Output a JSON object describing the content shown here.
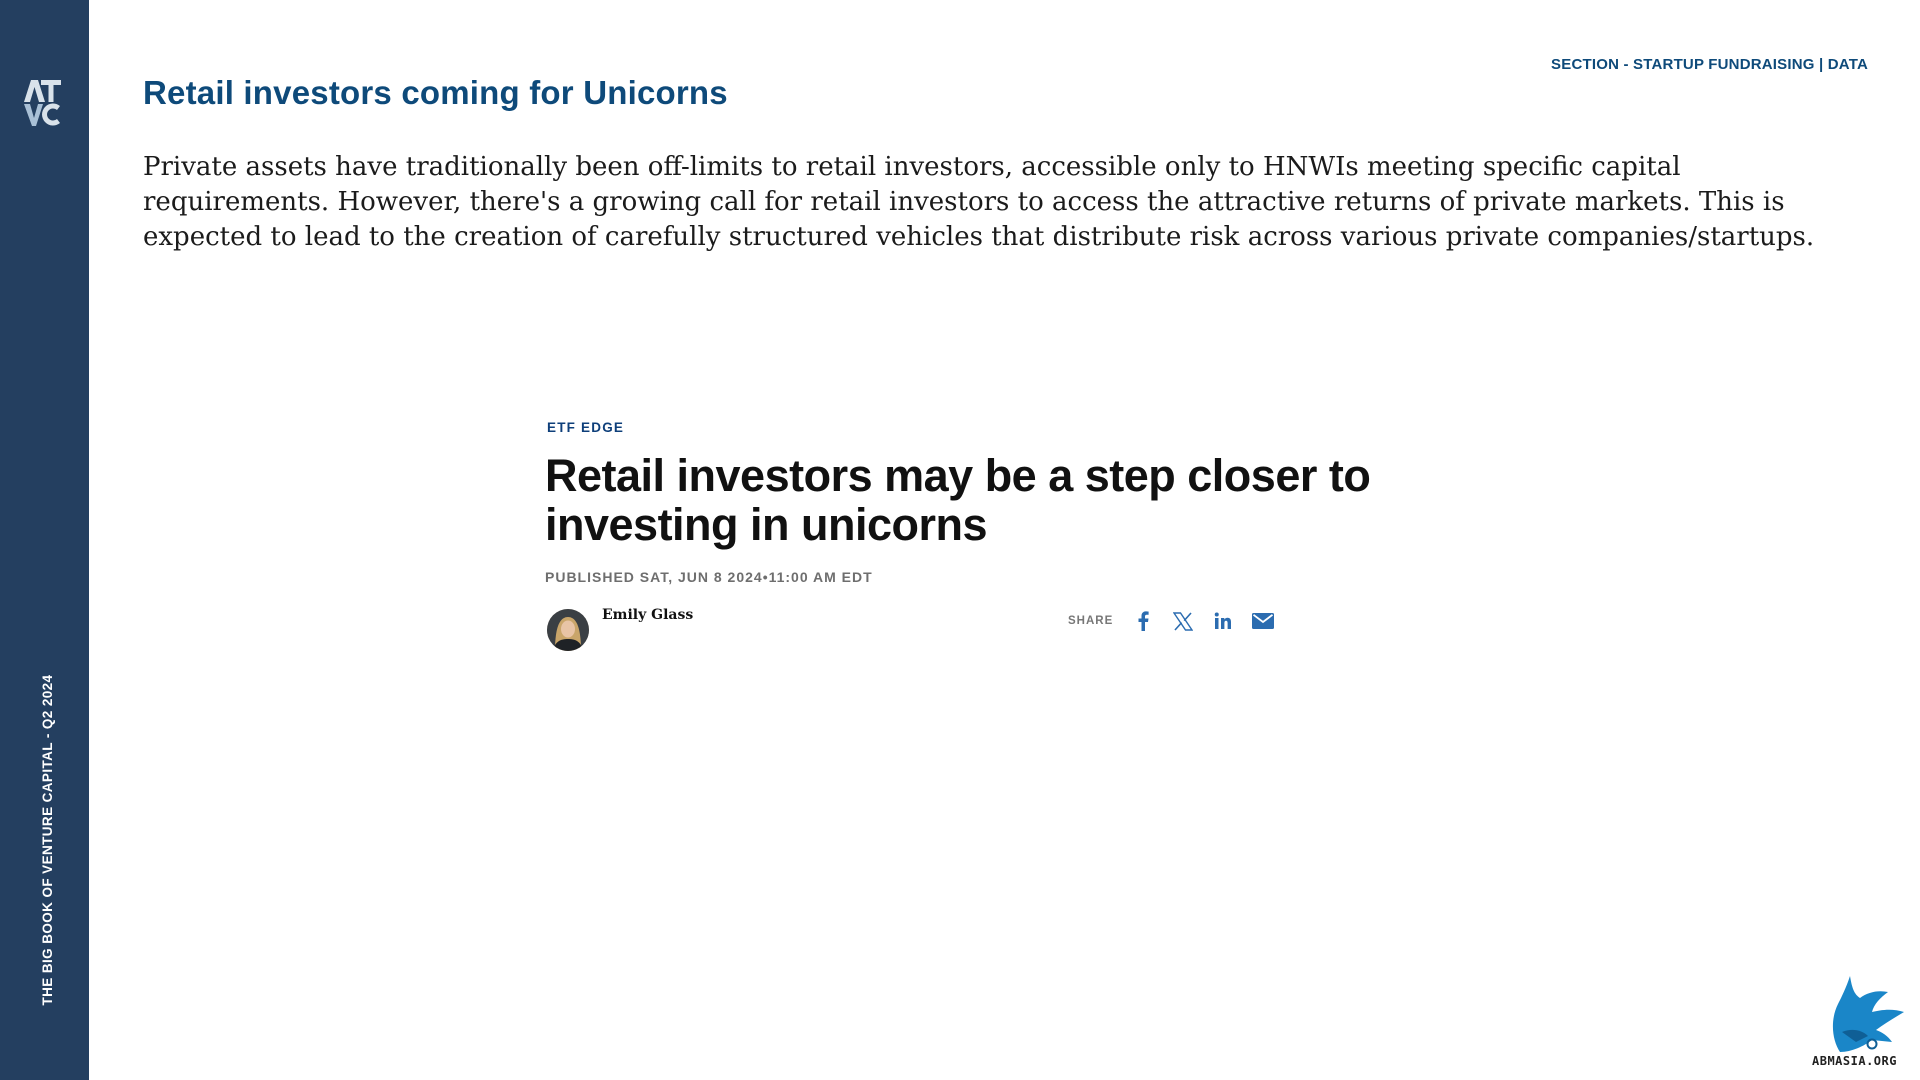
{
  "sidebar": {
    "logo_text": "ATVC",
    "vertical_title": "THE BIG BOOK OF VENTURE CAPITAL - Q2 2024"
  },
  "header": {
    "section": "SECTION - STARTUP FUNDRAISING | DATA",
    "title": "Retail investors coming for Unicorns"
  },
  "intro": "Private assets have traditionally been off-limits to retail investors, accessible only to HNWIs meeting specific capital requirements. However, there's a growing call for retail investors to access the attractive returns of private markets. This is expected to lead to the creation of carefully structured vehicles that distribute risk across various private companies/startups.",
  "article": {
    "kicker": "ETF EDGE",
    "headline": "Retail investors may be a step closer to investing in unicorns",
    "published": "PUBLISHED SAT, JUN 8 2024•11:00 AM EDT",
    "author": "Emily Glass",
    "share_label": "SHARE",
    "share_icons": [
      "facebook-icon",
      "x-icon",
      "linkedin-icon",
      "email-icon"
    ],
    "share_color": "#2b6cb0"
  },
  "watermark": {
    "text": "ABMASIA.ORG"
  },
  "colors": {
    "sidebar": "#243f60",
    "title": "#0e4a7a",
    "kicker": "#0e3f7a"
  }
}
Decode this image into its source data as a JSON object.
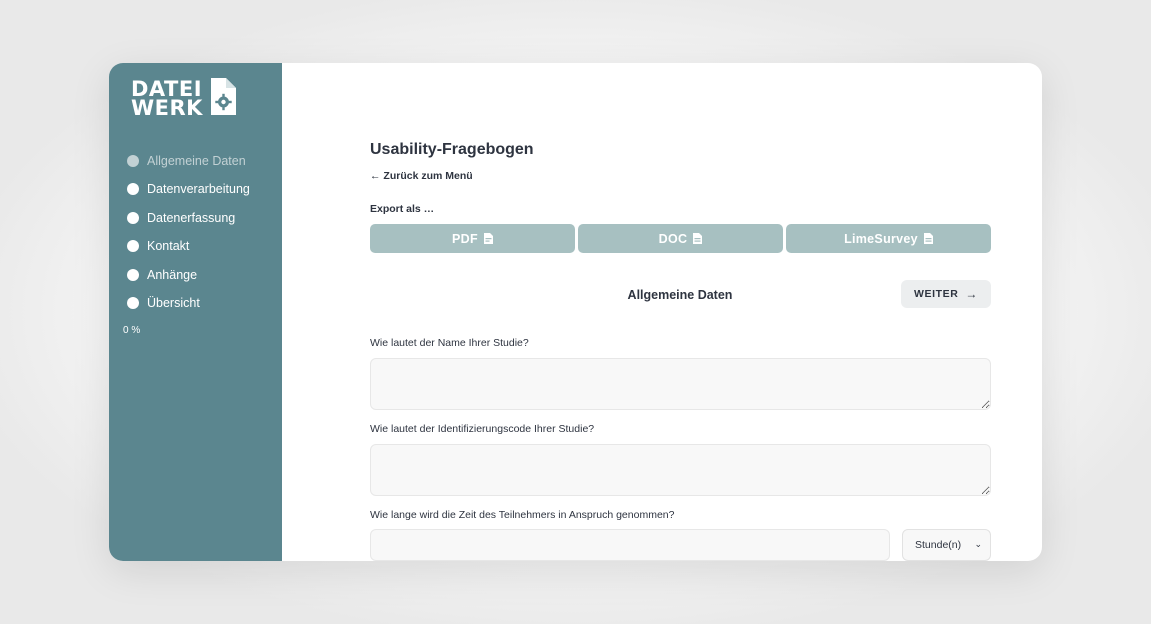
{
  "brand": {
    "logo_line1": "DATEI",
    "logo_line2": "WERK",
    "accent_color": "#5b868f",
    "button_color": "#a7c0c1"
  },
  "sidebar": {
    "items": [
      {
        "label": "Allgemeine Daten",
        "active": true
      },
      {
        "label": "Datenverarbeitung",
        "active": false
      },
      {
        "label": "Datenerfassung",
        "active": false
      },
      {
        "label": "Kontakt",
        "active": false
      },
      {
        "label": "Anhänge",
        "active": false
      },
      {
        "label": "Übersicht",
        "active": false
      }
    ],
    "progress": "0 %"
  },
  "page": {
    "title": "Usability-Fragebogen",
    "back_link": "← Zurück zum Menü",
    "export_label": "Export als …",
    "export_buttons": [
      {
        "label": "PDF",
        "icon": "pdf-file-icon"
      },
      {
        "label": "DOC",
        "icon": "doc-file-icon"
      },
      {
        "label": "LimeSurvey",
        "icon": "file-icon"
      }
    ]
  },
  "section": {
    "title": "Allgemeine Daten",
    "next_label": "WEITER",
    "next_icon": "arrow-right-icon"
  },
  "questions": [
    {
      "label": "Wie lautet der Name Ihrer Studie?",
      "value": ""
    },
    {
      "label": "Wie lautet der Identifizierungscode Ihrer Studie?",
      "value": ""
    },
    {
      "label": "Wie lange wird die Zeit des Teilnehmers in Anspruch genommen?",
      "value": "",
      "unit": "Stunde(n)"
    }
  ]
}
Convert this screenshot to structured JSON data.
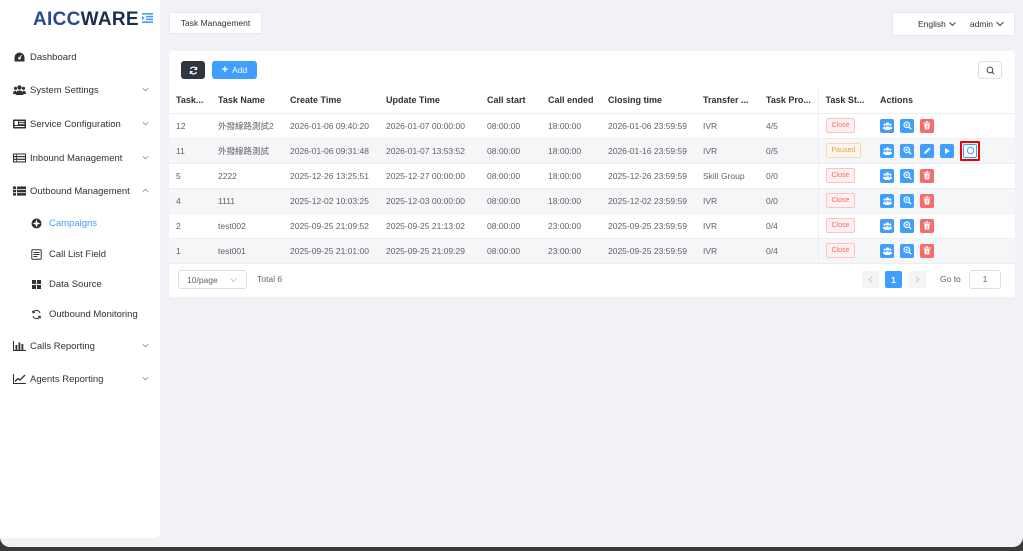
{
  "brand": {
    "logo_part1": "AICC",
    "logo_part2": "WARE"
  },
  "sidebar": {
    "items": [
      {
        "label": "Dashboard",
        "icon": "dashboard-icon"
      },
      {
        "label": "System Settings",
        "icon": "users-icon"
      },
      {
        "label": "Service Configuration",
        "icon": "id-card-icon"
      },
      {
        "label": "Inbound Management",
        "icon": "list-icon"
      },
      {
        "label": "Outbound Management",
        "icon": "list-icon"
      },
      {
        "label": "Calls Reporting",
        "icon": "bar-chart-icon"
      },
      {
        "label": "Agents Reporting",
        "icon": "line-chart-icon"
      }
    ],
    "sub_items": [
      {
        "label": "Campaigns",
        "icon": "campaign-icon"
      },
      {
        "label": "Call List Field",
        "icon": "form-icon"
      },
      {
        "label": "Data Source",
        "icon": "grid-icon"
      },
      {
        "label": "Outbound Monitoring",
        "icon": "refresh-icon"
      }
    ]
  },
  "header": {
    "tab": "Task Management",
    "language": "English",
    "user": "admin"
  },
  "toolbar": {
    "add_label": "Add"
  },
  "table": {
    "columns": [
      "Task...",
      "Task Name",
      "Create Time",
      "Update Time",
      "Call start",
      "Call ended",
      "Closing time",
      "Transfer ...",
      "Task Pro...",
      "Task St...",
      "Actions"
    ],
    "rows": [
      {
        "id": "12",
        "name": "外撥線路測試2",
        "create": "2026-01-06 09:40:20",
        "update": "2026-01-07 00:00:00",
        "start": "08:00:00",
        "end": "18:00:00",
        "closing": "2026-01-06 23:59:59",
        "transfer": "IVR",
        "progress": "4/5",
        "status": "Close"
      },
      {
        "id": "11",
        "name": "外撥線路測試",
        "create": "2026-01-06 09:31:48",
        "update": "2026-01-07 13:53:52",
        "start": "08:00:00",
        "end": "18:00:00",
        "closing": "2026-01-16 23:59:59",
        "transfer": "IVR",
        "progress": "0/5",
        "status": "Paused"
      },
      {
        "id": "5",
        "name": "2222",
        "create": "2025-12-26 13:25:51",
        "update": "2025-12-27 00:00:00",
        "start": "08:00:00",
        "end": "18:00:00",
        "closing": "2025-12-26 23:59:59",
        "transfer": "Skill Group",
        "progress": "0/0",
        "status": "Close"
      },
      {
        "id": "4",
        "name": "1111",
        "create": "2025-12-02 10:03:25",
        "update": "2025-12-03 00:00:00",
        "start": "08:00:00",
        "end": "18:00:00",
        "closing": "2025-12-02 23:59:59",
        "transfer": "IVR",
        "progress": "0/0",
        "status": "Close"
      },
      {
        "id": "2",
        "name": "test002",
        "create": "2025-09-25 21:09:52",
        "update": "2025-09-25 21:13:02",
        "start": "08:00:00",
        "end": "23:00:00",
        "closing": "2025-09-25 23:59:59",
        "transfer": "IVR",
        "progress": "0/4",
        "status": "Close"
      },
      {
        "id": "1",
        "name": "test001",
        "create": "2025-09-25 21:01:00",
        "update": "2025-09-25 21:09:29",
        "start": "08:00:00",
        "end": "23:00:00",
        "closing": "2025-09-25 23:59:59",
        "transfer": "IVR",
        "progress": "0/4",
        "status": "Close"
      }
    ]
  },
  "pagination": {
    "page_size": "10/page",
    "total": "Total 6",
    "current": "1",
    "goto_label": "Go to",
    "goto_value": "1"
  },
  "colors": {
    "primary": "#409eff",
    "danger": "#f56c6c",
    "warning": "#e6a23c",
    "dark": "#2f3640"
  }
}
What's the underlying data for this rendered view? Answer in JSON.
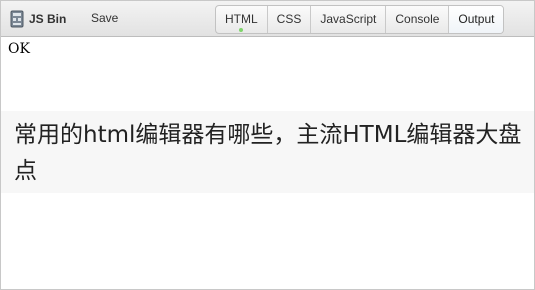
{
  "toolbar": {
    "brand_name": "JS Bin",
    "logo_icon": "jsbin-logo-icon",
    "save_label": "Save",
    "tabs": [
      {
        "label": "HTML",
        "active": true
      },
      {
        "label": "CSS",
        "active": false
      },
      {
        "label": "JavaScript",
        "active": false
      },
      {
        "label": "Console",
        "active": false
      },
      {
        "label": "Output",
        "active": true
      }
    ]
  },
  "output": {
    "ok_text": "OK",
    "headline": "常用的html编辑器有哪些，主流HTML编辑器大盘点"
  },
  "colors": {
    "toolbar_bg": "#e8e8e8",
    "active_indicator": "#7fd46b",
    "headline_bg": "#f7f7f7"
  }
}
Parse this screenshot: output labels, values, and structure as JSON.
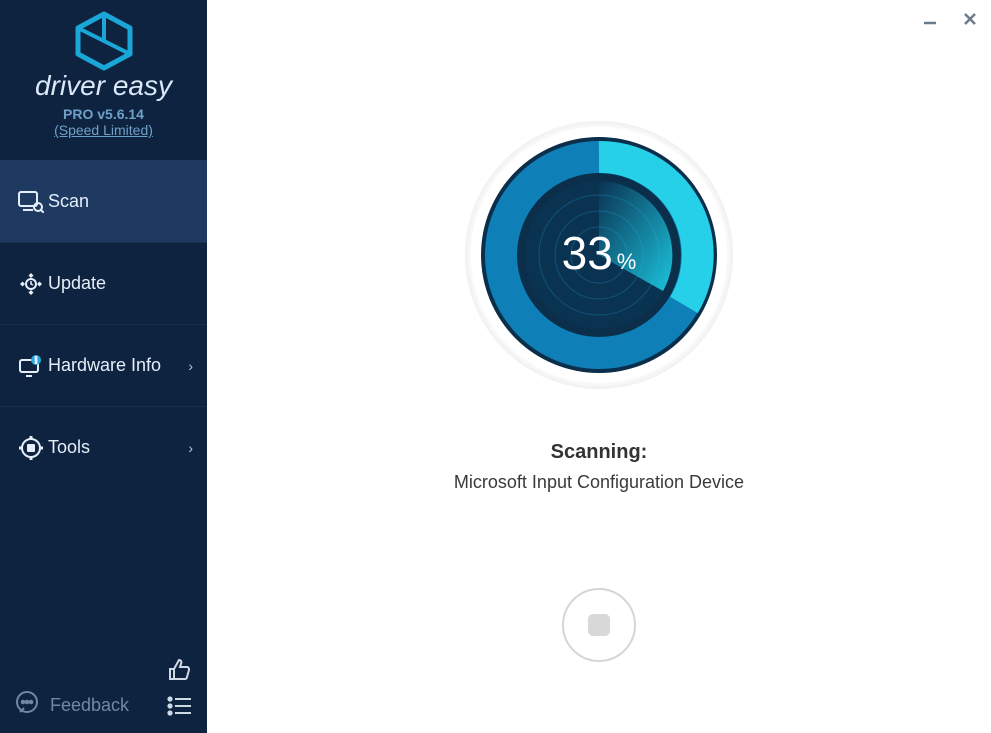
{
  "app": {
    "brand": "driver easy",
    "version": "PRO v5.6.14",
    "speed_limited": "(Speed Limited)"
  },
  "nav": {
    "scan": "Scan",
    "update": "Update",
    "hardware": "Hardware Info",
    "tools": "Tools"
  },
  "footer": {
    "feedback": "Feedback"
  },
  "scan": {
    "percent": "33",
    "percent_sign": "%",
    "label": "Scanning:",
    "device": "Microsoft Input Configuration Device"
  },
  "colors": {
    "sidebar": "#0e2340",
    "sidebar_active": "#1e3a61",
    "ring_outer": "#0f7fb8",
    "ring_inner_light": "#25d0e8",
    "ring_core": "#0b2e4a"
  }
}
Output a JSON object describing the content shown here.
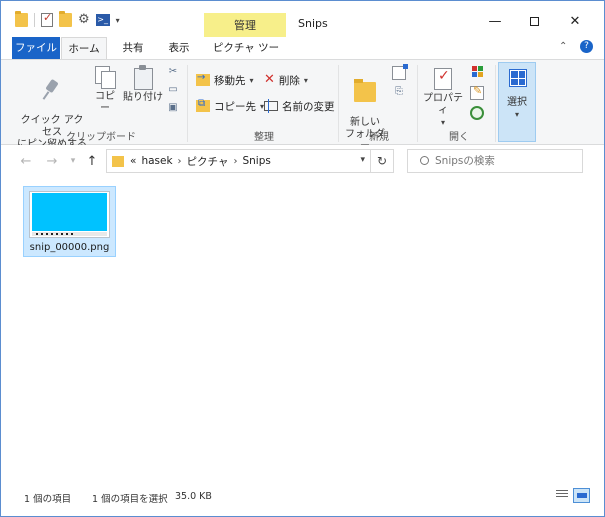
{
  "window": {
    "title": "Snips",
    "context_tab_label": "管理"
  },
  "tabs": {
    "file": "ファイル",
    "home": "ホーム",
    "share": "共有",
    "view": "表示",
    "picture_tools": "ピクチャ ツール"
  },
  "ribbon": {
    "clipboard": {
      "group_label": "クリップボード",
      "pin_quick_access": "クイック アクセス\nにピン留めする",
      "copy": "コピー",
      "paste": "貼り付け"
    },
    "organize": {
      "group_label": "整理",
      "move_to": "移動先",
      "copy_to": "コピー先",
      "delete": "削除",
      "rename": "名前の変更"
    },
    "new": {
      "group_label": "新規",
      "new_folder": "新しい\nフォルダー"
    },
    "open": {
      "group_label": "開く",
      "properties": "プロパティ"
    },
    "select": {
      "label": "選択"
    }
  },
  "address": {
    "overflow": "«",
    "crumbs": [
      "hasek",
      "ピクチャ",
      "Snips"
    ]
  },
  "search": {
    "placeholder": "Snipsの検索"
  },
  "files": [
    {
      "name": "snip_00000.png",
      "selected": true
    }
  ],
  "status": {
    "item_count": "1 個の項目",
    "selection": "1 個の項目を選択",
    "size": "35.0 KB"
  },
  "colors": {
    "accent": "#1a64c8",
    "context_tab": "#f7ef8a",
    "selection": "#cce8ff",
    "thumbnail_screen": "#00c2ff"
  }
}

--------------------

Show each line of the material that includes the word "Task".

## Expected answer
    "tab": "Task Management",
      "Task...",
      "Task Name",
      "Task Pro...",
      "Task St...",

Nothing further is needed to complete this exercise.